Well while we are waiting for Wendy’s next installment in her guest blog series (see previous post Quarantine Quilt Project: Life in the Time of Coronavirus, Part I (Guest Blog Post)), I guess I could start to catch you up on my adventures.
First Visit to Rocky Mountain National Park
A couple of weeks ago my partner John took me to Rocky Mountain National Park for the first time. We had to make a reservation to visit the national park (new thing in the time of the pandemic). In April 2020 I did a series of posts on the beauty of Colorado seen in several hiking adventures (And on the 8th Day…Part I, And on the 8th Day…Part II, and And on the 8th Day…Part III) and our trip to Rocky Mountain National Park could easily fit into that series of posts. I moved to Colorado in April 2019 and the mountainous beauty continues to blow me away!
We did a mixture of hiking and driving through the national park, We got up to 12,000+ feet above sea level (3657.6+ MSL). Good thing I already live at 6000 feet above sea level (1828.8 MSL) and I was able to acclimate to the altitude.
On our way to 12,000+ feet, we stopped along the way:
Near the top of the drive from the car’s altimeter:
I did get a little lightheaded when we were hiking near other people at 12,000 feet and I was wearing a cloth mask I made.
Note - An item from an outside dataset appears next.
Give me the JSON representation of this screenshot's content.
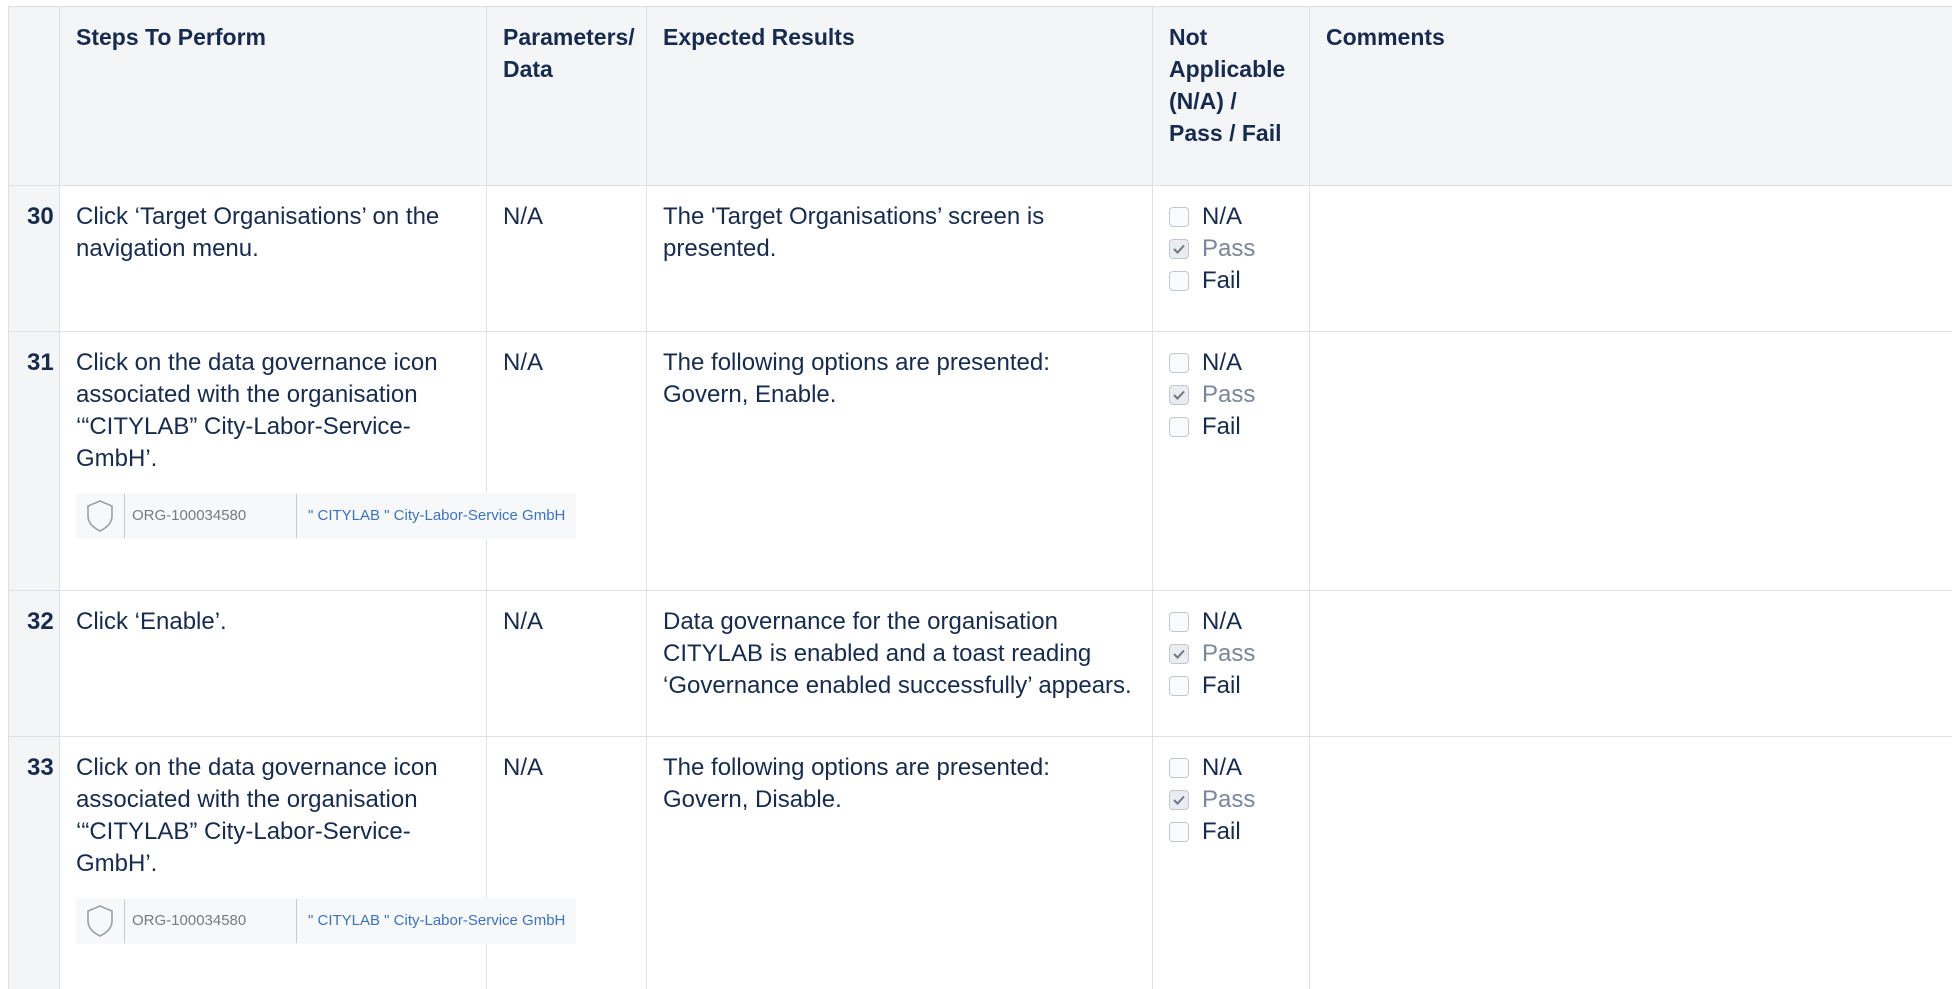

We let the crowds get ahead of us so we could take a break from our masks and just use social distancing (we stayed at least 50 feet behind another hiking group).
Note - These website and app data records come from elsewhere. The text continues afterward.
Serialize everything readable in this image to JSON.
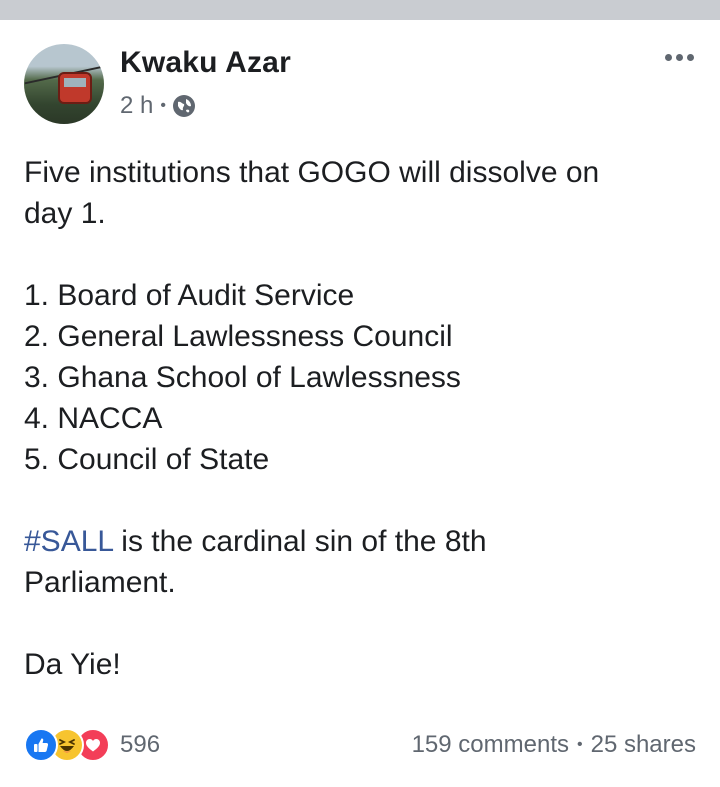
{
  "post": {
    "author": "Kwaku Azar",
    "time": "2 h",
    "separator": "•",
    "privacy_icon": "globe-icon",
    "more_icon": "more-options-icon",
    "body": {
      "intro_line1": "Five institutions that GOGO will dissolve on",
      "intro_line2": "day 1.",
      "list": [
        "1. Board of Audit Service",
        "2. General Lawlessness Council",
        "3. Ghana School of Lawlessness",
        "4. NACCA",
        "5. Council of State"
      ],
      "hashtag": "#SALL",
      "hashtag_rest": " is the cardinal sin of the 8th",
      "hashtag_line2": "Parliament.",
      "closing": "Da Yie!"
    },
    "reactions": {
      "icons": [
        "like-icon",
        "haha-icon",
        "love-icon"
      ],
      "count": "596"
    },
    "stats": {
      "comments": "159 comments",
      "separator": "•",
      "shares": "25 shares"
    },
    "colors": {
      "link": "#385898",
      "secondary_text": "#606770",
      "like": "#1877f2",
      "haha": "#f7c42f",
      "love": "#f33e58"
    }
  }
}
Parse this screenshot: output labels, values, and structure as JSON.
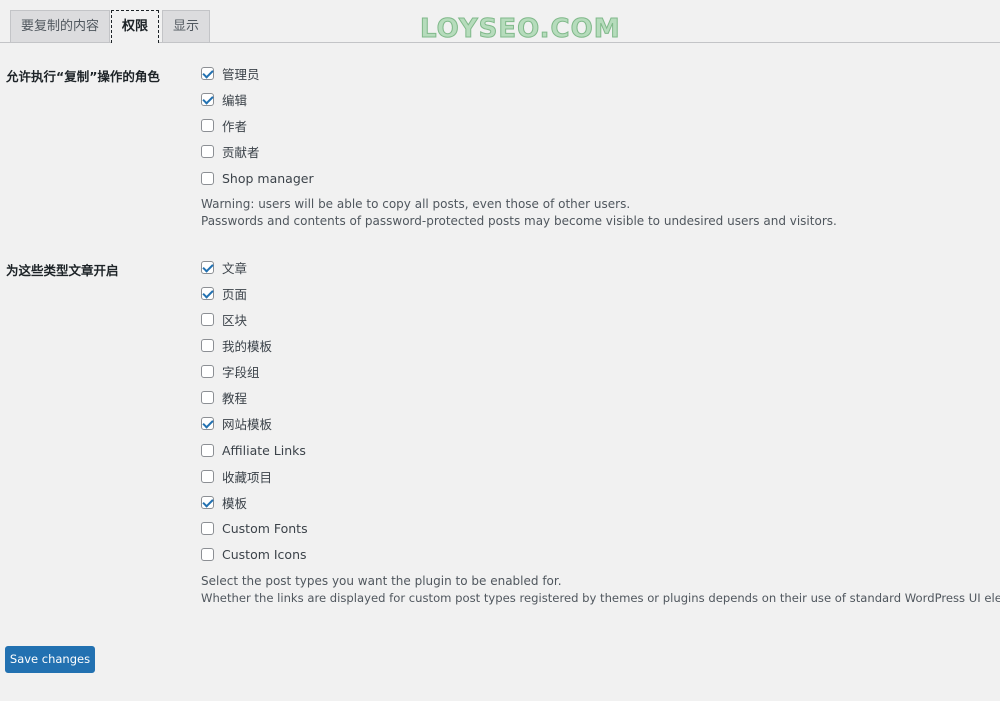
{
  "tabs": [
    {
      "label": "要复制的内容",
      "active": false
    },
    {
      "label": "权限",
      "active": true
    },
    {
      "label": "显示",
      "active": false
    }
  ],
  "watermark": "LOYSEO.COM",
  "roles": {
    "label": "允许执行“复制”操作的角色",
    "options": [
      {
        "label": "管理员",
        "checked": true
      },
      {
        "label": "编辑",
        "checked": true
      },
      {
        "label": "作者",
        "checked": false
      },
      {
        "label": "贡献者",
        "checked": false
      },
      {
        "label": "Shop manager",
        "checked": false
      }
    ],
    "desc_line1": "Warning: users will be able to copy all posts, even those of other users.",
    "desc_line2": "Passwords and contents of password-protected posts may become visible to undesired users and visitors."
  },
  "post_types": {
    "label": "为这些类型文章开启",
    "options": [
      {
        "label": "文章",
        "checked": true
      },
      {
        "label": "页面",
        "checked": true
      },
      {
        "label": "区块",
        "checked": false
      },
      {
        "label": "我的模板",
        "checked": false
      },
      {
        "label": "字段组",
        "checked": false
      },
      {
        "label": "教程",
        "checked": false
      },
      {
        "label": "网站模板",
        "checked": true
      },
      {
        "label": "Affiliate Links",
        "checked": false
      },
      {
        "label": "收藏项目",
        "checked": false
      },
      {
        "label": "模板",
        "checked": true
      },
      {
        "label": "Custom Fonts",
        "checked": false
      },
      {
        "label": "Custom Icons",
        "checked": false
      }
    ],
    "desc_line1": "Select the post types you want the plugin to be enabled for.",
    "desc_line2": "Whether the links are displayed for custom post types registered by themes or plugins depends on their use of standard WordPress UI elements."
  },
  "save_label": "Save changes",
  "colors": {
    "accent": "#2271b1",
    "background": "#f1f1f1"
  }
}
Here are a smattering of photos from our drive through the national park and our various hikes. The photos do not begin to capture the beauty of the park as you can imagine.
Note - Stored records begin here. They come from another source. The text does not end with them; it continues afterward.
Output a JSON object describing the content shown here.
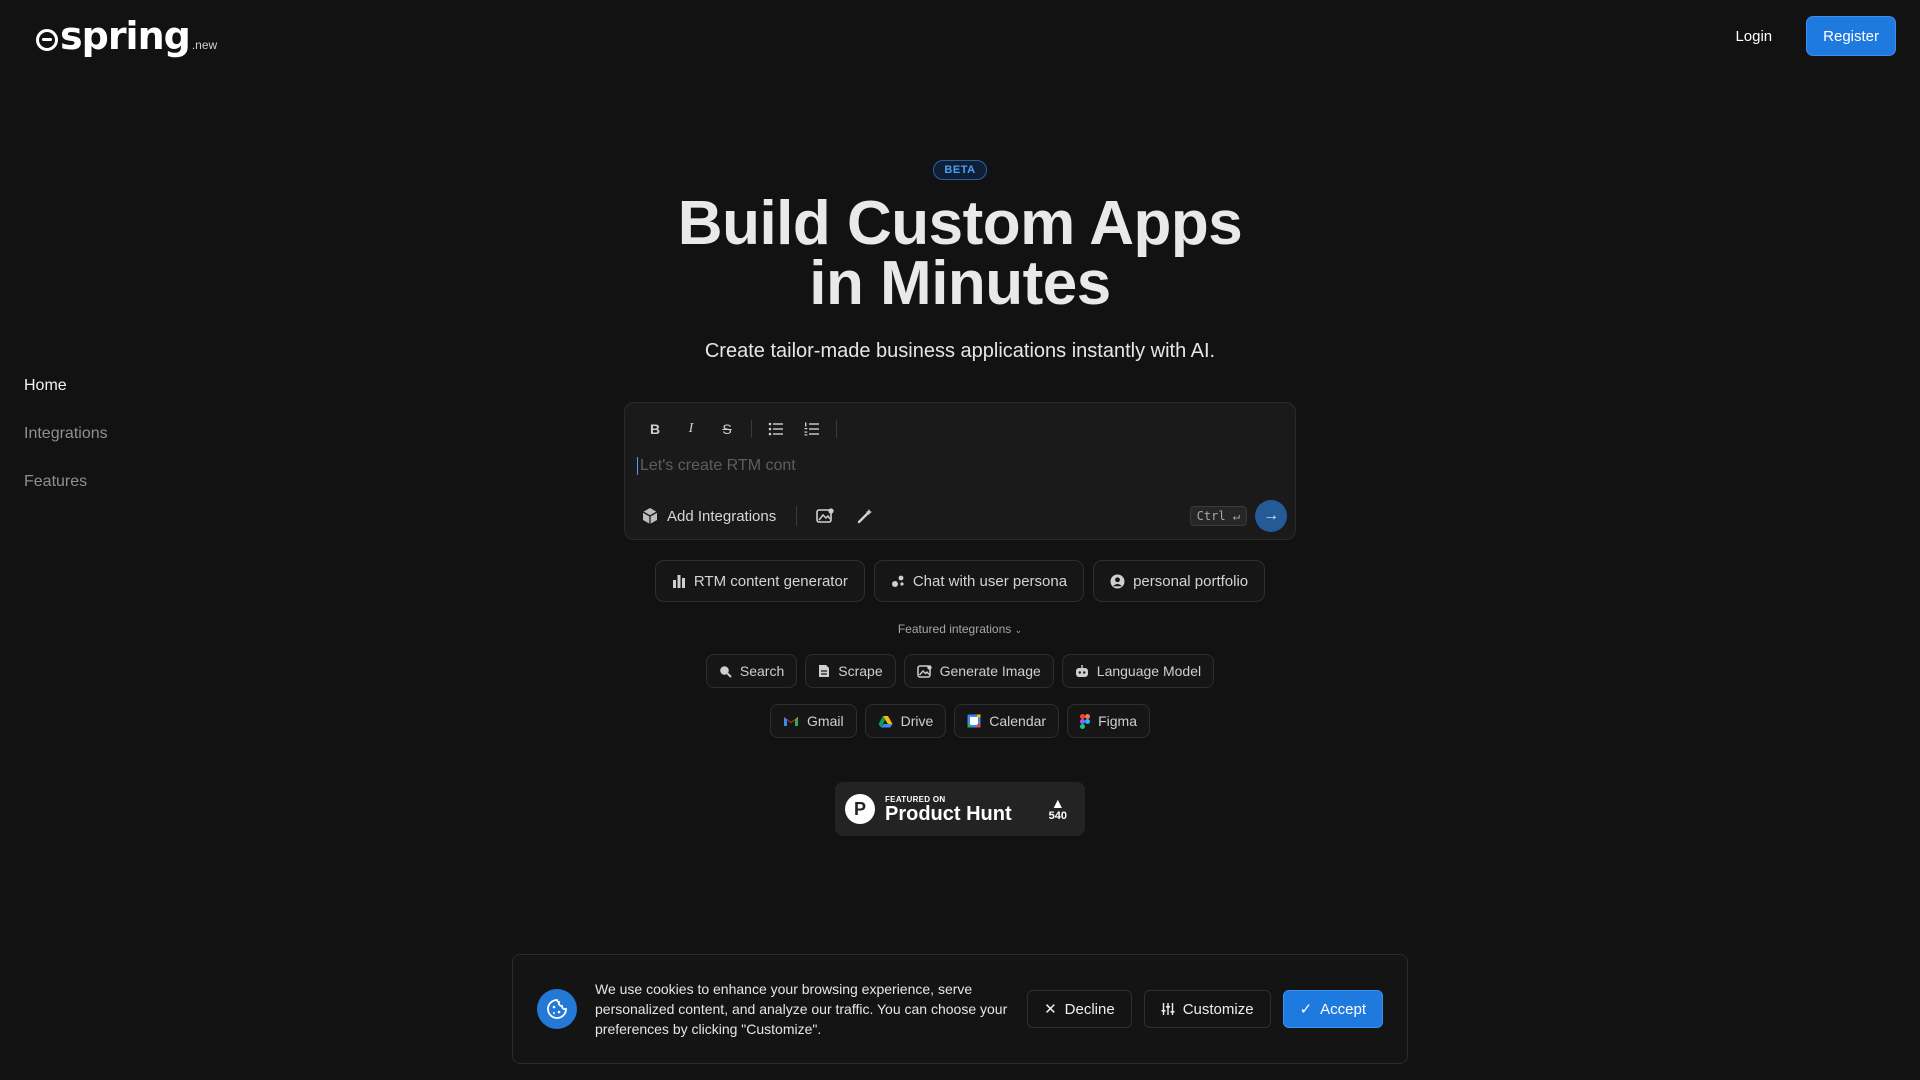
{
  "header": {
    "logo_word": "spring",
    "logo_suffix": ".new",
    "login_label": "Login",
    "register_label": "Register"
  },
  "sidebar": {
    "items": [
      {
        "label": "Home",
        "active": true
      },
      {
        "label": "Integrations",
        "active": false
      },
      {
        "label": "Features",
        "active": false
      }
    ]
  },
  "hero": {
    "badge": "BETA",
    "title_line1": "Build Custom Apps",
    "title_line2": "in Minutes",
    "subtitle": "Create tailor-made business applications instantly with AI."
  },
  "editor": {
    "toolbar": {
      "bold": "B",
      "italic": "I",
      "strikethrough": "S"
    },
    "placeholder": "Let's create RTM cont",
    "value": "",
    "add_integrations_label": "Add Integrations",
    "shortcut": "Ctrl ↵"
  },
  "suggestions": [
    {
      "label": "RTM content generator",
      "icon": "bar-chart-icon"
    },
    {
      "label": "Chat with user persona",
      "icon": "chat-persona-icon"
    },
    {
      "label": "personal portfolio",
      "icon": "user-circle-icon"
    }
  ],
  "featured_label": "Featured integrations",
  "integrations": {
    "row1": [
      {
        "label": "Search",
        "icon": "search-icon"
      },
      {
        "label": "Scrape",
        "icon": "document-icon"
      },
      {
        "label": "Generate Image",
        "icon": "image-icon"
      },
      {
        "label": "Language Model",
        "icon": "robot-icon"
      }
    ],
    "row2": [
      {
        "label": "Gmail",
        "icon": "gmail-icon"
      },
      {
        "label": "Drive",
        "icon": "drive-icon"
      },
      {
        "label": "Calendar",
        "icon": "calendar-icon"
      },
      {
        "label": "Figma",
        "icon": "figma-icon"
      }
    ]
  },
  "product_hunt": {
    "small": "FEATURED ON",
    "big": "Product Hunt",
    "votes": "540"
  },
  "cookie": {
    "text": "We use cookies to enhance your browsing experience, serve personalized content, and analyze our traffic. You can choose your preferences by clicking \"Customize\".",
    "decline_label": "Decline",
    "customize_label": "Customize",
    "accept_label": "Accept"
  },
  "colors": {
    "background": "#121212",
    "accent": "#1f7ae0",
    "beta": "#4d9ef6"
  }
}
And of course while taking my standard zillion photographs, once again I attempted to channel my inner Ansel Adams and took black & white photos. Here are a couple of my favorites:
The Elk “Sherpa”
We had a curious experience while at Rocky Mountain National Park. While hiking in the higher elevations of the park, we came across a young elk. The elk ended up going on the hike with us, grazing along the way. We joked that the elk was our “Sherpa” leading us up the mountain.
It must have hiked with us for about a mile to a rock formation at the end of the trail. When we stopped, it stopped and waited for us.
After we explored the rock formation and turned around to walk back toward our car, the elk joined us for most of the walk back. Then suddenly it turned to look at us, as if saying goodbye, and walked off to join its herd in the distance.
The whole experience with the young elk felt sort of magical and mystical to us. Not to get all “woo-woo” on you but my partner and I both lost our life partners of many years (I am a widow, he is a widower) about 3 months apart. It sort of felt like the spirit of a love one was visiting upon the elk to walk with us.
I did a little googling on elk sightings as a message:
The elk represents dignity, power, inner strength, and passion. If you experience an elk sighting, it’s a message to stay steady on your current course. (californiapsychics.com)
I know super “woo-woo” but it just felt like a special moment when the elk went walking with us…
Fun at Lower Altitudes
We love craft beer and stopped at several breweries:
Estes Park has a wonderful downtown shopping (tourist trap, ha!) area with endless delightful shops filled with things you do not need. While wandering about we stopped in a very naughty confectionary that specialized in gourmet caramel apples.
I am proud to say we left with only one caramel apple in hand (and it was incredibly delicious and we wished we’d bought two!)
Here is a hysterical (and scary t-shirt) we saw in a shop window (bears a prevalent at Rocky Mountain National Park):
In case the image above is too unclear – first the child is attempting to feed the bear and then the child is inside the bear!
And while wandering about Fort Collins and Estes Park, I took more black & white photos:
Thanks for making it through all these photos!
But wait…more photos! I am sure there are way too many photos in this post but I am going to add a couple more.
In late March, early in the pandemic, when we were just beginning to go stir crazy, we attempted to visit Rocky Mountain National Park. We had a stay at home order in place but you were allowed to go on outside hikes. Not sure what we were thinking but we headed to Rocky Mountain National Park without first checking if it was even open.
We discovered it was closed to the public but we ended up visiting the Stanley Hotel in Estes Park, where the first The Shining movie was filmed. They were allowing people to walk around the outside of the hotel and to come into the lobby as long as they maintained social distancing. Here are a couple photos from our visit to this amazing historic hotel (which include an autographed photo of younger Stephen King, author of The Shining).
Oh and in case you are wondering (and you remember the movie), no they do not have a labyrinth like the famous one in the film.
Sneaking in one more B&W photo to close out this post!